# AIM OF THE EXERCISE
Check each line of the material for the string "data", and copy the lines that have it.

# STUDY MATERIAL
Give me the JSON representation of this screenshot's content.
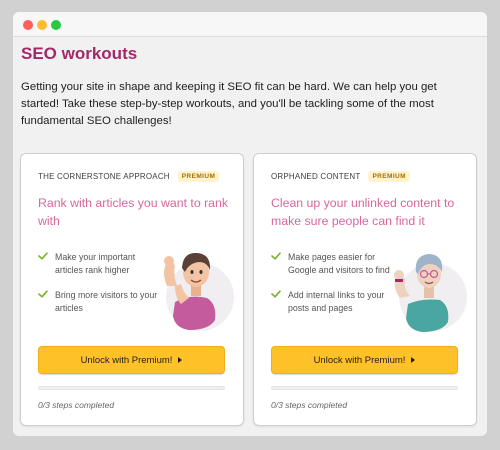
{
  "page": {
    "title": "SEO workouts",
    "intro": "Getting your site in shape and keeping it SEO fit can be hard. We can help you get started! Take these step-by-step workouts, and you'll be tackling some of the most fundamental SEO challenges!"
  },
  "colors": {
    "title": "#a4286a",
    "card_title": "#d7679b",
    "button": "#fec228",
    "check": "#77b227",
    "badge_bg": "#fff3cd"
  },
  "cards": [
    {
      "label": "THE CORNERSTONE APPROACH",
      "badge": "PREMIUM",
      "title": "Rank with articles you want to rank with",
      "features": [
        "Make your important articles rank higher",
        "Bring more visitors to your articles"
      ],
      "button": "Unlock with Premium!",
      "steps": "0/3 steps completed",
      "progress": 0,
      "illustration": "flexing-man-illustration"
    },
    {
      "label": "ORPHANED CONTENT",
      "badge": "PREMIUM",
      "title": "Clean up your unlinked content to make sure people can find it",
      "features": [
        "Make pages easier for Google and visitors to find",
        "Add internal links to your posts and pages"
      ],
      "button": "Unlock with Premium!",
      "steps": "0/3 steps completed",
      "progress": 0,
      "illustration": "flexing-woman-illustration"
    }
  ]
}
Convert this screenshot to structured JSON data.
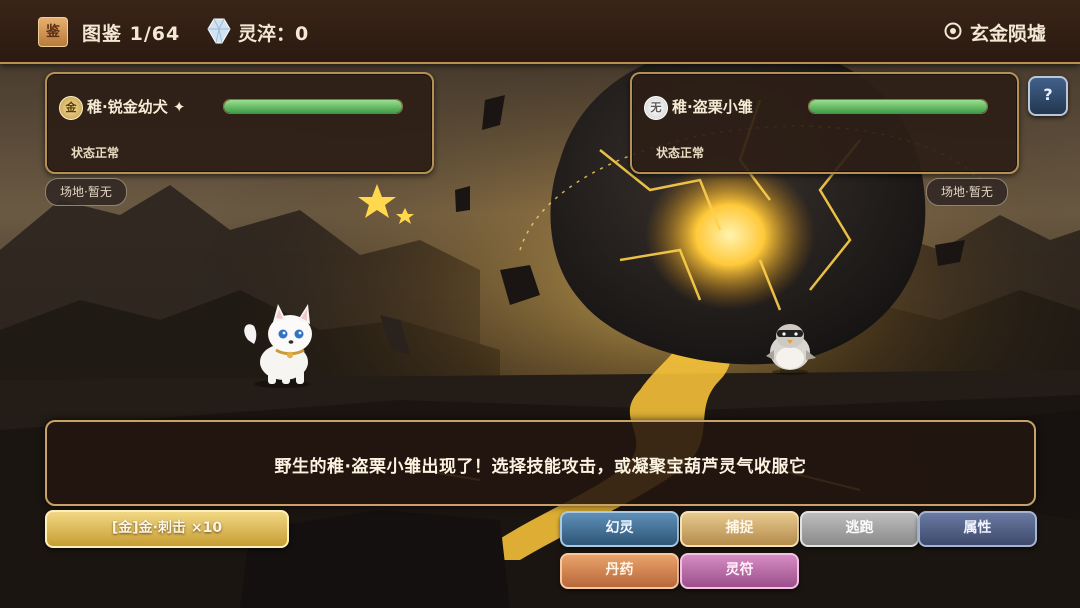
{
  "topbar": {
    "codex_icon_glyph": "鉴",
    "codex_label": "图鉴 1/64",
    "essence_label": "灵淬：0",
    "location_label": "玄金陨墟",
    "icons": [
      "codex-icon",
      "crystal-icon",
      "location-target-icon"
    ]
  },
  "player": {
    "element_glyph": "金",
    "name": "稚·锐金幼犬 ✦",
    "hp_fraction": 1.0,
    "status": "状态正常",
    "field": "场地·暂无"
  },
  "enemy": {
    "element_glyph": "无",
    "name": "稚·盗栗小雏",
    "hp_fraction": 1.0,
    "status": "状态正常",
    "field": "场地·暂无"
  },
  "help_label": "?",
  "message": "野生的稚·盗栗小雏出现了！选择技能攻击，或凝聚宝葫芦灵气收服它",
  "skill_button": "[金]金·刺击 ×10",
  "actions": {
    "spirit": "幻灵",
    "capture": "捕捉",
    "flee": "逃跑",
    "attributes": "属性",
    "pill": "丹药",
    "talisman": "灵符"
  },
  "colors": {
    "panel_border": "#b68f55",
    "hp_green": "#5fbf5f",
    "skill_gold": "#d9b14a",
    "lava": "#ffc93a"
  }
}
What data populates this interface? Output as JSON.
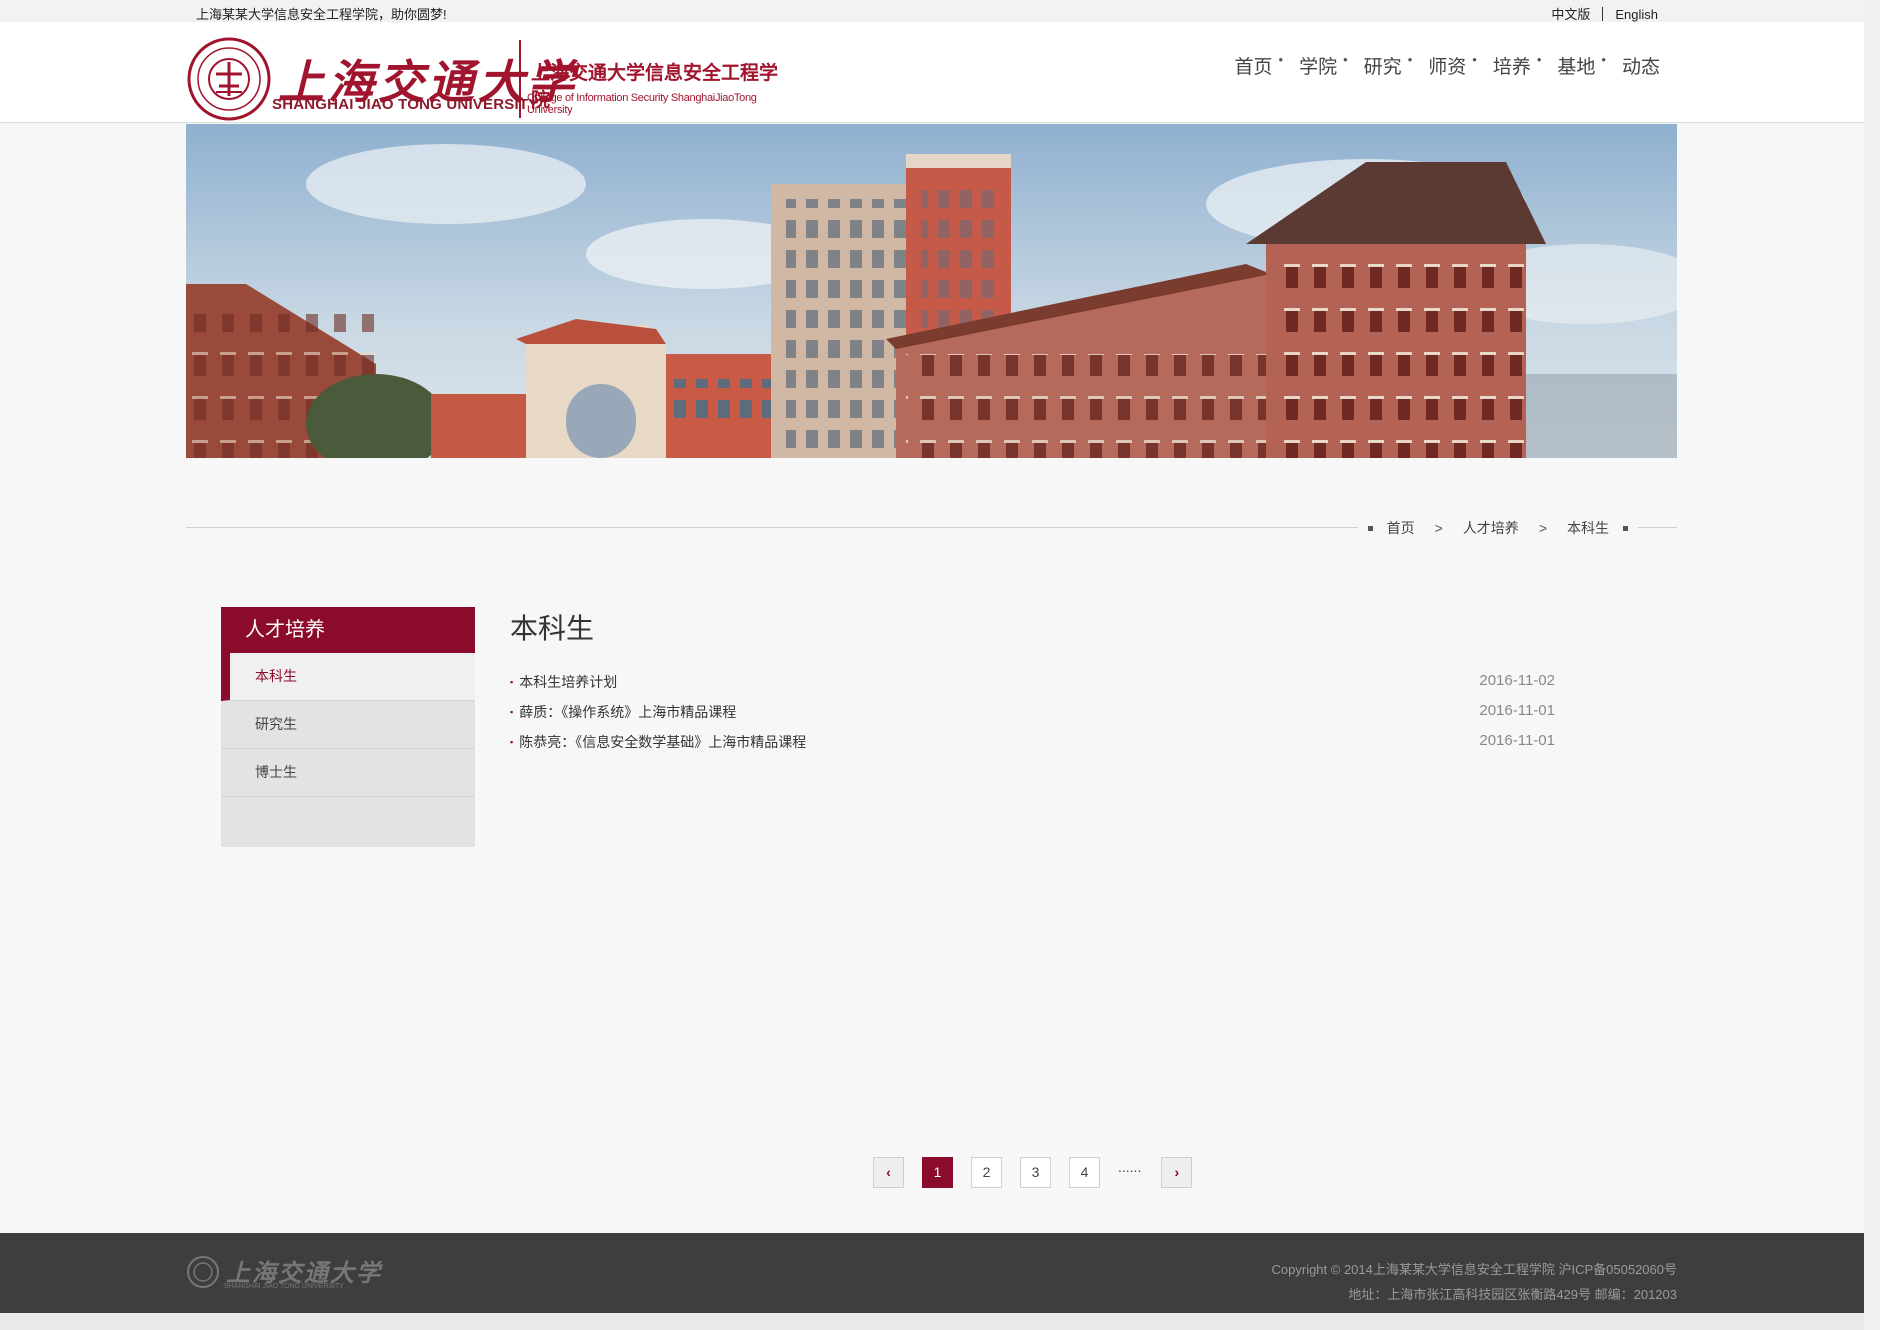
{
  "topbar": {
    "welcome": "上海某某大学信息安全工程学院，助你圆梦!",
    "lang_cn": "中文版",
    "lang_en": "English"
  },
  "header": {
    "logo_cn": "上海交通大学",
    "logo_en": "SHANGHAI JIAO TONG UNIVERSITY",
    "college_cn": "上海交通大学信息安全工程学院",
    "college_en": "College of Information Security ShanghaiJiaoTong University",
    "nav": [
      "首页",
      "学院",
      "研究",
      "师资",
      "培养",
      "基地",
      "动态"
    ],
    "nav_dot": "•"
  },
  "breadcrumb": {
    "home": "首页",
    "sep": ">",
    "section": "人才培养",
    "current": "本科生"
  },
  "sidebar": {
    "title": "人才培养",
    "items": [
      {
        "label": "本科生",
        "active": true
      },
      {
        "label": "研究生",
        "active": false
      },
      {
        "label": "博士生",
        "active": false
      }
    ]
  },
  "content": {
    "title": "本科生",
    "news": [
      {
        "title": "本科生培养计划",
        "date": "2016-11-02"
      },
      {
        "title": "薛质：《操作系统》上海市精品课程",
        "date": "2016-11-01"
      },
      {
        "title": "陈恭亮：《信息安全数学基础》上海市精品课程",
        "date": "2016-11-01"
      }
    ]
  },
  "pager": {
    "prev": "‹",
    "pages": [
      "1",
      "2",
      "3",
      "4"
    ],
    "dots": "......",
    "next": "›",
    "current": "1"
  },
  "footer": {
    "logo_cn": "上海交通大学",
    "logo_en": "SHANGHAI JIAO TONG UNIVERSITY",
    "copyright": "Copyright © 2014上海某某大学信息安全工程学院 沪ICP备05052060号",
    "address": "地址：上海市张江高科技园区张衡路429号 邮编：201203"
  },
  "colors": {
    "brand": "#8b0b2c",
    "footer_bg": "#3e3e3e"
  }
}
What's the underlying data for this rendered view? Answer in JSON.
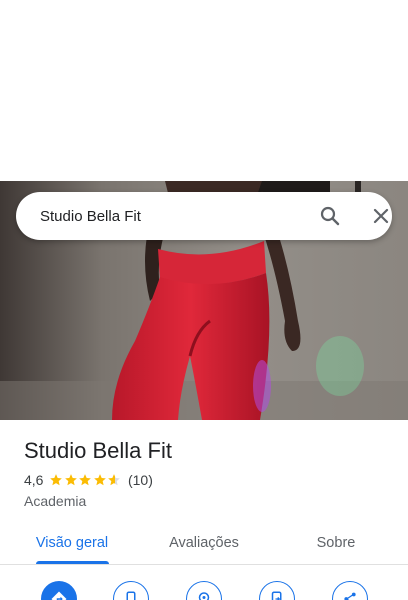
{
  "search": {
    "query": "Studio Bella Fit"
  },
  "place": {
    "title": "Studio Bella Fit",
    "rating": "4,6",
    "rating_value": 4.6,
    "review_count": "(10)",
    "category": "Academia"
  },
  "tabs": [
    {
      "label": "Visão geral",
      "active": true
    },
    {
      "label": "Avaliações",
      "active": false
    },
    {
      "label": "Sobre",
      "active": false
    }
  ],
  "actions": [
    {
      "icon": "directions-icon"
    },
    {
      "icon": "phone-icon"
    },
    {
      "icon": "nearby-icon"
    },
    {
      "icon": "send-to-phone-icon"
    },
    {
      "icon": "share-icon"
    }
  ],
  "colors": {
    "accent": "#1a73e8",
    "star": "#fbbc04",
    "text": "#202124",
    "muted": "#5f6368"
  }
}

# REPLY TO THE EXERCISE
Convert this screenshot to structured JSON data.
What data populates this interface? Output as JSON.
What's the underlying data for this rendered view? Answer in JSON.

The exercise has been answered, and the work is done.